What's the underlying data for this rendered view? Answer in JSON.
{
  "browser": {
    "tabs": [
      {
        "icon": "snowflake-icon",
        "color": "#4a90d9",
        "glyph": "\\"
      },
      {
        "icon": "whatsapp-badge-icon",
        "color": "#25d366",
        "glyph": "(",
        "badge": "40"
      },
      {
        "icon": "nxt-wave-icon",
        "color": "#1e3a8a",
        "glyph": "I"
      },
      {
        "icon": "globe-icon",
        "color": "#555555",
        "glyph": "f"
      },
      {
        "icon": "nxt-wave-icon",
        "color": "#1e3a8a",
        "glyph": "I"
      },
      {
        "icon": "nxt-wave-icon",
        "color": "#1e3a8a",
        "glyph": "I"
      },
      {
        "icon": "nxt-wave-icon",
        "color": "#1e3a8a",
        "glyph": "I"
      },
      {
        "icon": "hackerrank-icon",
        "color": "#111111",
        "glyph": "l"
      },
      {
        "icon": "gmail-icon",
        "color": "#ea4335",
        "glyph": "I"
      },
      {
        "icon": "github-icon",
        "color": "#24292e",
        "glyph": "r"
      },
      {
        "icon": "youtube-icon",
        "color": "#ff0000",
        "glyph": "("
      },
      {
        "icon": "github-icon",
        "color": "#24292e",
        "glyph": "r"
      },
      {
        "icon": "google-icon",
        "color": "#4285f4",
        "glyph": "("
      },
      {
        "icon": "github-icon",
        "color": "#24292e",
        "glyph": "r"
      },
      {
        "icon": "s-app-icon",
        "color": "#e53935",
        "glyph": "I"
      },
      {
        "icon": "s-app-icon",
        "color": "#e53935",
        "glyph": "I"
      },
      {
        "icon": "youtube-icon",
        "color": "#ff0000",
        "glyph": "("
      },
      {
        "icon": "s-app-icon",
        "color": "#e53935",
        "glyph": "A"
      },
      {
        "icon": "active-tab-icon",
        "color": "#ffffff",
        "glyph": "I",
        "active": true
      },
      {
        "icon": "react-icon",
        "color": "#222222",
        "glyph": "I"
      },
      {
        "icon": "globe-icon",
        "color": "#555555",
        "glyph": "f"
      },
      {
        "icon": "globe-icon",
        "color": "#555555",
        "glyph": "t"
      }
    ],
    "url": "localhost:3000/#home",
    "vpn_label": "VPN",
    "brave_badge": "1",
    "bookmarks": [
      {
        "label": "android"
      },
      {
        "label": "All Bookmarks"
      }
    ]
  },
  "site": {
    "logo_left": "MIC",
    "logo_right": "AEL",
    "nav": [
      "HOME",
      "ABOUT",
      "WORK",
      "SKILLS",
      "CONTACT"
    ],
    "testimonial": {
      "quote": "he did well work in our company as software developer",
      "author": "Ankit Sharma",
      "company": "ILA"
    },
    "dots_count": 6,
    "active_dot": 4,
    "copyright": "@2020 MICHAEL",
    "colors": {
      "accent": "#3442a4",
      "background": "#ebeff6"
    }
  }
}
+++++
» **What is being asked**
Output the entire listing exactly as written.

» **Exercise result**
What's the underlying data for this rendered view? Answer in JSON.
{
  "browser": {
    "tabs": [
      {
        "icon": "snowflake-icon",
        "color": "#4a90d9",
        "glyph": "\\"
      },
      {
        "icon": "whatsapp-badge-icon",
        "color": "#25d366",
        "glyph": "(",
        "badge": "40"
      },
      {
        "icon": "nxt-wave-icon",
        "color": "#1e3a8a",
        "glyph": "I"
      },
      {
        "icon": "globe-icon",
        "color": "#555555",
        "glyph": "f"
      },
      {
        "icon": "nxt-wave-icon",
        "color": "#1e3a8a",
        "glyph": "I"
      },
      {
        "icon": "nxt-wave-icon",
        "color": "#1e3a8a",
        "glyph": "I"
      },
      {
        "icon": "nxt-wave-icon",
        "color": "#1e3a8a",
        "glyph": "I"
      },
      {
        "icon": "hackerrank-icon",
        "color": "#111111",
        "glyph": "l"
      },
      {
        "icon": "gmail-icon",
        "color": "#ea4335",
        "glyph": "I"
      },
      {
        "icon": "github-icon",
        "color": "#24292e",
        "glyph": "r"
      },
      {
        "icon": "youtube-icon",
        "color": "#ff0000",
        "glyph": "("
      },
      {
        "icon": "github-icon",
        "color": "#24292e",
        "glyph": "r"
      },
      {
        "icon": "google-icon",
        "color": "#4285f4",
        "glyph": "("
      },
      {
        "icon": "github-icon",
        "color": "#24292e",
        "glyph": "r"
      },
      {
        "icon": "s-app-icon",
        "color": "#e53935",
        "glyph": "I"
      },
      {
        "icon": "s-app-icon",
        "color": "#e53935",
        "glyph": "I"
      },
      {
        "icon": "youtube-icon",
        "color": "#ff0000",
        "glyph": "("
      },
      {
        "icon": "s-app-icon",
        "color": "#e53935",
        "glyph": "A"
      },
      {
        "icon": "active-tab-icon",
        "color": "#ffffff",
        "glyph": "I",
        "active": true
      },
      {
        "icon": "react-icon",
        "color": "#222222",
        "glyph": "I"
      },
      {
        "icon": "globe-icon",
        "color": "#555555",
        "glyph": "f"
      },
      {
        "icon": "globe-icon",
        "color": "#555555",
        "glyph": "t"
      }
    ],
    "url": "localhost:3000/#home",
    "vpn_label": "VPN",
    "brave_badge": "1",
    "bookmarks": [
      {
        "label": "android"
      },
      {
        "label": "All Bookmarks"
      }
    ]
  },
  "site": {
    "logo_left": "MIC",
    "logo_right": "AEL",
    "nav": [
      "HOME",
      "ABOUT",
      "WORK",
      "SKILLS",
      "CONTACT"
    ],
    "testimonial": {
      "quote": "he did well work in our company as software developer",
      "author": "Ankit Sharma",
      "company": "ILA"
    },
    "dots_count": 6,
    "active_dot": 4,
    "copyright": "@2020 MICHAEL",
    "colors": {
      "accent": "#3442a4",
      "background": "#ebeff6"
    }
  }
}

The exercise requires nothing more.